It’s out and it’s expensive. It’s government, regulatory overreach at its worst. Florida springs are polluted with too much nitrogen from septic systems. Wekiva Springs is one of those polluted springs. The Florida Department of Environmental Protection (FDEP) and Basin Management Action Plan (BMAP) promises to reduce nitrogen to “sustainable” levels.
Approximately 25,000 homeowners living in the Priority Focus Area (PFA) of the Wekiva Springs watershed in which to experiment are affected.
The BMAP, now enforceable by law, mandates the elimination of all conventional septic systems on lots of one acre or less in the PFA within the next 20 years.
Orange, Seminole, and Lake Counties must assess their territories in the PFA. Each county will decide which septic systems can be “remediated” by connecting to sewers or replacing them with Florida Department of Health (FDOH) approved systems. Counties have five years to complete their feasibility assessment.

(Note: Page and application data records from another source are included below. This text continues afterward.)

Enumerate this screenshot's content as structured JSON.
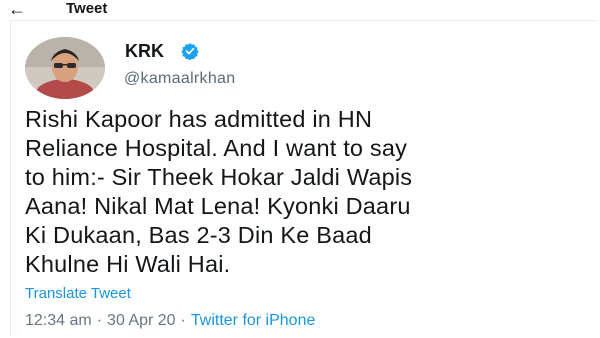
{
  "header": {
    "back_icon": "←",
    "title": "Tweet"
  },
  "tweet": {
    "display_name": "KRK",
    "verified_icon": "verified-badge-icon",
    "handle": "@kamaalrkhan",
    "text_lines": [
      "Rishi Kapoor has admitted in HN",
      "Reliance Hospital. And I want to say",
      "to him:- Sir Theek Hokar Jaldi Wapis",
      "Aana! Nikal Mat Lena! Kyonki Daaru",
      "Ki Dukaan, Bas 2-3 Din Ke Baad",
      "Khulne Hi Wali Hai."
    ],
    "translate_label": "Translate Tweet",
    "time": "12:34 am",
    "date": "30 Apr 20",
    "separator": "·",
    "source": "Twitter for iPhone"
  },
  "colors": {
    "link": "#1b95e0",
    "verified": "#1da1f2",
    "muted": "#657786",
    "text": "#14171a"
  }
}
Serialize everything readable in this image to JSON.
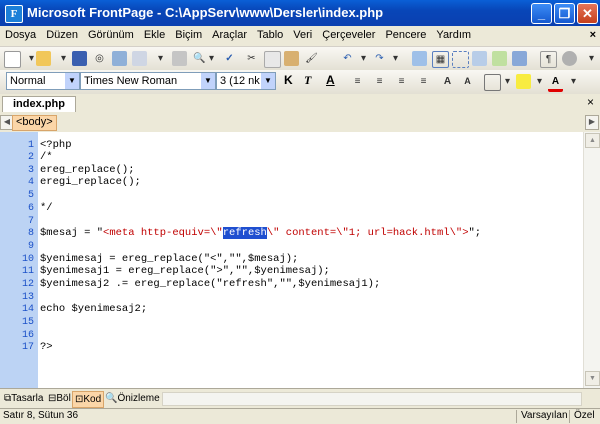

If you are planning to build a new home in the PFA, the BMAP prohibits you from installing a conventional system. If there is no sewer connection available, you must choose a nitrogen-reducing treatment system from an FDOH approved list including:
1. a passive system using in-ground, nitrogen reducing “biofilters.”
2. a performance-based treatment system developed by DOH.
3. NSF-245-certified Aerobic Treatment Units
If you own a home with a conventional septic system and it can connect to an existing or planned sewer system, you must connect. Costs to connect are usually $20,000 per home.
If you own a home with a conventional septic system unsuitable for a sewer connection, you must replace your septic system with a FDOH approved option upon failure of your current system. Current installation costs: $20,000 to $22,000.
Once you have one of these systems, there are annual fees to FDOH, required maintenance contracts, and additional repair costs. These non-passive systems require electricity so, good luck when the electricity goes out.
Due to minimal testing, no one knows their longevity. Their reliability is also in question. One user recently paid $500 to replace one pump in his system after two years of use. Moreover, a 2013 study gave evidence that systems, once installed in homes, reduce half the amount of nitrogen promised by lab tests. Real-world testing and data show a properly working, passive system reduces nitrogen by 50 percent. The 2013 study showed the new systems often only reduced nitrogen by 33 per cent.
Hummmm? Replace my simple, passive system with a complicated, $20,000 system that removes less nitrogen than what I now have at no cost? Tell me this isn’t a government operation.
Nevertheless, FDEP hopes to soften this news by promising to pay for replacement costs beyond the cost of replacing a conventional system – currently approximately $7,000. That means taxpayers pay for the other $14,000. The owner pays for all other costs.
Changing out the septic systems of 20,000 homes will cost a staggering $500 M to $625 M. And this is just part of one BMAP area.
All BMAPs can be viewed at:
So, what’s the point and where is the profit in all this new gadgetry and bureaucracy?
If it’s environmental protection, no one knows for sure because this whole plan to reduce nitrogen is based upon estimations, assumptions, and computer modeling.
If it’s profit, homeowners and taxpayers certainly will not profit in light the aforementioned expenses.
However, some will profit. Sure to profit are companies with membership in the Florida Onsite Wastewater Association and other new startup companies rushing to make their fortune. Interestingly, an industry lobbyist was on the BMAP committee that helped draft the plan. Also profiting will be the bureaucracies of Florida’s Department of Environmental Protection and Department of Health. Permitting fees, annual inspection fees, and other yet to be defined registrations will generate enormous income for these departments. As for the required annual inspections, DOH rules do not require testing the advanced systems to see if they are actually reducing nitrogen!
Yet to be determined is the financial impact on the real estate market in the PFA’s. Will potential buyers still purchase homes requiring septic system replacement and new monthly bills? Will sellers face decreasing home values? And what about those living on fixed incomes? Some real estate agents have already stated the impact will be absolutely negative.
The 2016 Springs and Aquifer Protection Act is only beginning. If government expands this “protection” plan to all 2.5 M conventional septic systems in Florida, the economic impact to taxpayers will exceed $50 Billion. Bureaucrats approving this plan are unelected so, thank your elected officials who did approve it. The unintended consequences (or were they?) are becoming clearer. This plan may not clean up our water but, it is sure to clean out our pocketbooks.